If the only choice of nut butters you’ve ever made was between smooth or crunchy, you’re missing out. Today, grocery store shelves are stocked with options featuring all sorts of nuts (and seeds!) melded with exotic flavor combos from chili flakes to maple syrup.

But here’s a little secret that nut butter manufacturers don’t want you to know: In as little as 15 minutes, you can turn a few handfuls of nuts into creamy, smooth, stick-to-the-roof-of-your-mouth goodness in your own kitchen—no industrial machines required. Plus you can customize a nut butter every which way to create flavors that you’ll never discover in a jar of Jif.

Ready to whip up your own batch? Follow our method and choose from the potential flavor combinations below for ridiculously delicious results every time.


1. Preheat oven to 325 degrees. Spread 2 cups raw, unsalted nuts or seeds on a baking sheet. Roast until golden and fragrant, about 10 minutes, stirring once or twice. (Watch closely as nuts and seeds can go from perfectly toasted to bitterly burnt in a flash.)

2. Transfer nuts or seeds to a food processor or high-powered blender while still warm. Process until finely ground and butter begins to form, about 3 to 4 minutes, scraping down the sides as needed.

3. Add 1/2 teaspoon salt and 1 to 2 tablespoons oil. (Use a neutral flavored oil, such as canola or grapeseed.*) Continue to blend until smooth and creamy, scraping down the sides as needed. The time will vary depending on the power of your machine and the types of nuts or seeds used, from 1 to 5 minutes. Add additional oil if needed to create a smooth texture.

4. Blend in any desired flavorings. Taste and adjust seasoning as desired. For a crunchier spread, pulse or stir in some chopped nuts at the end of blending.

*See note below

A Few Notes:

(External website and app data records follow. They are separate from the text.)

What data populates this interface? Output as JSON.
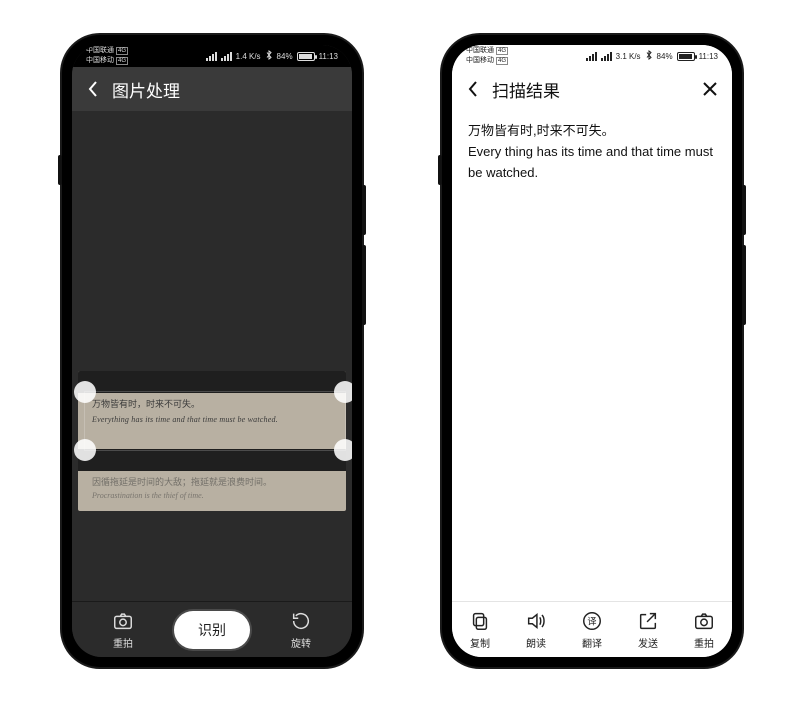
{
  "status": {
    "carrier1": "中国联通",
    "carrier2": "中国移动",
    "net_badge": "4G",
    "speed": "1.4 K/s",
    "speed2": "3.1 K/s",
    "battery": "84%",
    "time": "11:13"
  },
  "left": {
    "title": "图片处理",
    "bottom": {
      "retake": "重拍",
      "recognize": "识别",
      "rotate": "旋转"
    },
    "handwriting": {
      "l1": "万物皆有时，时来不可失。",
      "l2": "Everything has its time and that time must be watched.",
      "l3": "因循拖延是时间的大敌；拖延就是浪费时间。",
      "l4": "Procrastination is the thief of time."
    }
  },
  "right": {
    "title": "扫描结果",
    "result_cn": "万物皆有时,时来不可失。",
    "result_en": "Every thing has its time and that time must be watched.",
    "bottom": {
      "copy": "复制",
      "read": "朗读",
      "translate": "翻译",
      "send": "发送",
      "retake": "重拍"
    }
  }
}
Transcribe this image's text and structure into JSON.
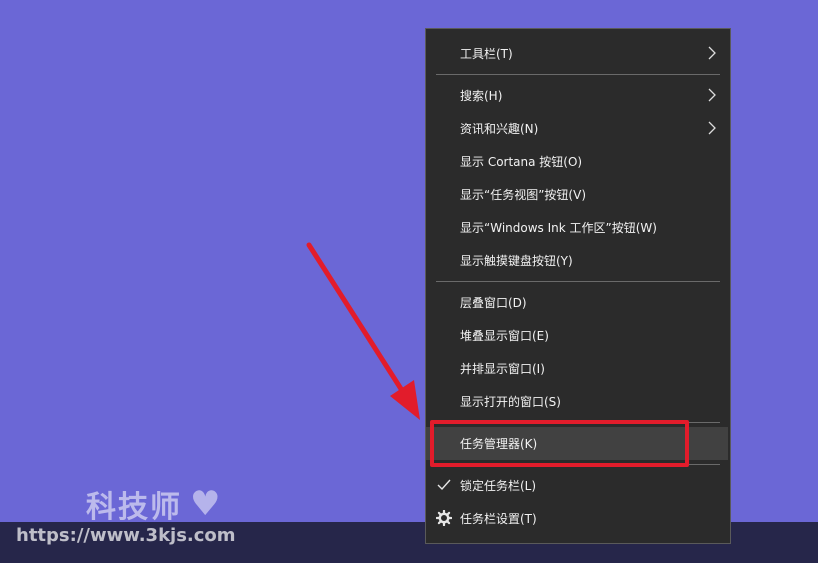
{
  "menu": {
    "items": [
      {
        "label": "工具栏(T)",
        "submenu": true
      },
      {
        "label": "搜索(H)",
        "submenu": true
      },
      {
        "label": "资讯和兴趣(N)",
        "submenu": true
      },
      {
        "label": "显示 Cortana 按钮(O)"
      },
      {
        "label": "显示“任务视图”按钮(V)"
      },
      {
        "label": "显示“Windows Ink 工作区”按钮(W)"
      },
      {
        "label": "显示触摸键盘按钮(Y)"
      },
      {
        "label": "层叠窗口(D)"
      },
      {
        "label": "堆叠显示窗口(E)"
      },
      {
        "label": "并排显示窗口(I)"
      },
      {
        "label": "显示打开的窗口(S)"
      },
      {
        "label": "任务管理器(K)",
        "highlighted": true
      },
      {
        "label": "锁定任务栏(L)",
        "icon": "checkmark-icon"
      },
      {
        "label": "任务栏设置(T)",
        "icon": "gear-icon"
      }
    ]
  },
  "watermark": {
    "text": "科技师",
    "url": "https://www.3kjs.com"
  },
  "colors": {
    "desktop": "#6b67d6",
    "menu_bg": "#2b2b2b",
    "highlight": "#414141",
    "annotation_red": "#e21c2b"
  }
}
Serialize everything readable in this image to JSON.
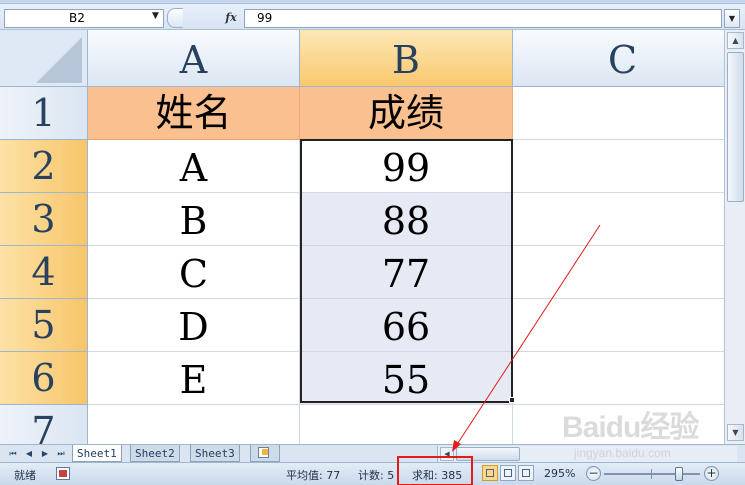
{
  "formula_bar": {
    "name_box": "B2",
    "fx_label": "fx",
    "formula": "99"
  },
  "columns": [
    {
      "label": "A",
      "selected": false
    },
    {
      "label": "B",
      "selected": true
    },
    {
      "label": "C",
      "selected": false
    }
  ],
  "rows": [
    {
      "label": "1",
      "selected": false
    },
    {
      "label": "2",
      "selected": true
    },
    {
      "label": "3",
      "selected": true
    },
    {
      "label": "4",
      "selected": true
    },
    {
      "label": "5",
      "selected": true
    },
    {
      "label": "6",
      "selected": true
    },
    {
      "label": "7",
      "selected": false
    }
  ],
  "cells": {
    "A1": "姓名",
    "B1": "成绩",
    "A2": "A",
    "B2": "99",
    "A3": "B",
    "B3": "88",
    "A4": "C",
    "B4": "77",
    "A5": "D",
    "B5": "66",
    "A6": "E",
    "B6": "55"
  },
  "sheet_tabs": [
    {
      "label": "Sheet1",
      "active": true
    },
    {
      "label": "Sheet2",
      "active": false
    },
    {
      "label": "Sheet3",
      "active": false
    }
  ],
  "status_bar": {
    "ready": "就绪",
    "average": "平均值: 77",
    "count": "计数: 5",
    "sum": "求和: 385",
    "zoom": "295%",
    "zoom_out_label": "−",
    "zoom_in_label": "+"
  },
  "watermark": {
    "logo": "Baidu经验",
    "site": "jingyan.baidu.com"
  },
  "colors": {
    "header_fill": "#fac090",
    "selection_fill": "#e6eaf4",
    "annotation": "#e31b1b"
  }
}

  • The spread will last several days at room temperature (the advantage is easier spreading) or in the refrigerator for up to two months.
  • Toasting your nuts or seeds before blending will guarantee that the spread is even more tasty. Grinding the nuts while still warm from the oven helps them to release more oils for easier grinding and a creamier mixture.
  • *Blending in a touch of oil helps the nuts or seeds break down into a creamier spread. Use neutral-flavored oil, such as canola or grapeseed, or the same oil as the nuts or seeds being turned into butter. (If making almond butter, blend in almond oil.) Coconut oil gives butters great texture but will likely harden the spread if refrigerated, and it may require reprocessing.
  • Use a powerful food processor, such as a Cuisinart, or a blender like a Vitamix, since their motors won’t burn out during processing. If using a blender, be sure to follow the manufacturer’s instructions for making nut butters. Halting the machine every minute or so is a good idea, as it gives the motor a chance to cool slightly.
  • Skins can infuse butters with a bitter flavor. For almonds, look for blanched almonds that are already skinned. The skins of hazelnuts can be rubbed off with a clean dish towel after roasting.
  • If adding a touch of sweetness, go with honey. It emulsifies nut butters better than other liquid sweeteners, like agave or maple syrup.